Tony Martin recalls how bizarre it was when rapper Ice-T brought in for Black Sabbath’s ‘Forbidden’ album
Former Black Sabbath frontman Tony Martin was recently interviewed by Jimmy Kay and Alan Dixon for Canada’s The Metal Voice. Martin was in Black Sabbath from 1987 to 1991 and again from 1993 to 1997, and he handled the lead vocals on the studio albums The Eternal Idol (1987), Headless Cross (1989), Tyr (1990), Cross Purposes(1994) and Forbidden (1995).
With respect to the decision to bring in rapper Ice-T for Black Sabbath‘s Forbidden album, Martin stated (as provided by The Metal Voice with slight edits): “I didn’t like it. Cozy Powell didn’t like it. Geoff Nichols was really uncertain about it. [Tony] Iommi was into it and his manager was into it but we were totally bemused in the beginning. So imagine somebody coming into the writing studio and trying to tell Cozy Powell how to play drums and Cozy looking at him going, ‘Are you sure about this?’ ‘Yeah it’s gonna be great.’ ‘Well, I don’t see it myself but I’ll give it a try.’ So it was just bizarre, just really bizarre you know and nobody was really getting it. I mean the thing for me was like when they sort of mentioned that Ice-T was coming and I was just lost because they never told me for what. They didn’t know what he was going to do, like a track or two tracks or the whole album but they didn’t say, so I kept trying to find out.
Like I was telling you earlier on, to find out information, ‘I’ll speak to my manager’ and so on. In the end, I just couldn’t concentrate. In the end, I didn’t know if I was singing on the album at all. When I was in the studio, I said ‘Is this actually going out with my voice on it or is he just coming in to replace my vocals and like you know then sing it?’ I was very lost really and so I really don’t like the album because it brings back all of those memories.

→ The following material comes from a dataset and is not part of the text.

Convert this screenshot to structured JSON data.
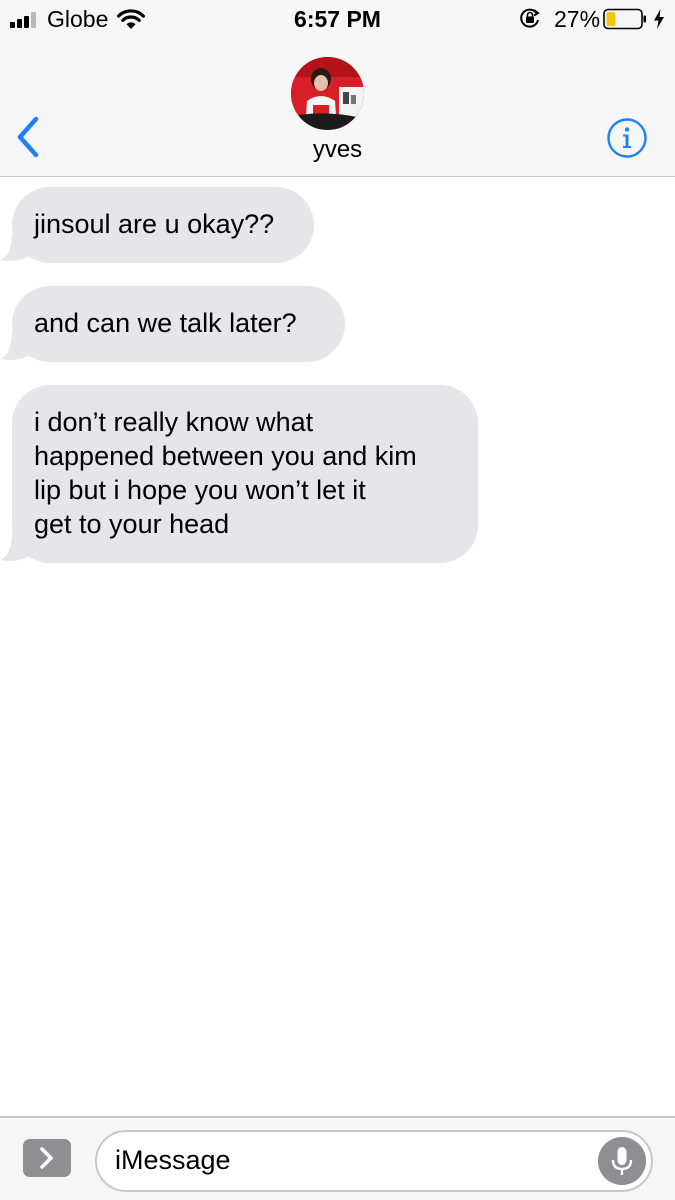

I never felt happy with it, not ever and yet there were some good songs on there and when we were in rehearsals putting the songs together.”
In terms of having to deal with the band members’ managers, Martin had previously addressed this during the interview when he was asked whether he had any regrets for not speaking out at the time. Martin indicated:
“It comes under the band politics heading. Well, band politics are a really weird thing to begin with. It wasn’t my band Black Sabbath. I was hired to carry the Black Sabbath legacy forward, which I felt honored and privileged to do. So I didn’t have and I still don’t have any say in what goes on you know. They’re re-releasing the Tony Martin‘s [era albums]. I have no idea what’s happening with it. I know it’s going to be next year but that’s all I know and it was the same back then that I never really knew anything. I had my own personal manager. Tony [Iommi] had a manager. Geezer Butler had a manager. It was a bit like Spinal Tap — everybody’s got their own manager. You’d speak to your manager, then he’d phone up somebody else’s manager to go down on them and then he’d come back up to me. So it was a bit mad you know being in the band and a lot of the time, it was reading between the lines to try and get an idea of what was happening because direct questions didn’t really work.
I used to say to myself I don’t understand, that the bloke stood like you know 10 feet away from me and they won’t speak, ‘So, oh just, uh, speak to my manager about it.’ ‘Ah okay.’ So there you go up to your manager across there managing down and back up again. It’s just a nightmare. So speaking out as you asked, it didn’t really happen like that. You sort of posed the question. It went round and round and round. I was on pretty good terms with the guys. I mean I could speak reasonably freely but I was told in no uncertain terms from time to time — not always — but from time to time, there’s nothing to do with you and my manager. He [Martin‘s manager] used to get so frustrated and in fact, he kind of did himself out of a job really because Sabbath was managed by Iommi‘s guys and so my manager was just sitting there twiddling his thumbs mostly for most of the time.”
You can review other excerpts from the interview with Tony Martin at The Metal Voice‘s website and/or listen to the interview below:
Sleaze Roxx concluded the following in its review of Forbidden: “With the lack of hooks and weak choruses, Ernie C’s thin mix and Ice-T’s rapped vocals, this album was doomed from the start. Some fans even say Forbidden is Sabbath’s worst album. However, there are some good ideas and themes throughout, it’s just that the band’s execution was weak and uninspired. Although it’s not an album that most die-hard Sabbath fans would voluntarily choose to listen to, I would encourage readers to revisit this highly polarized album.”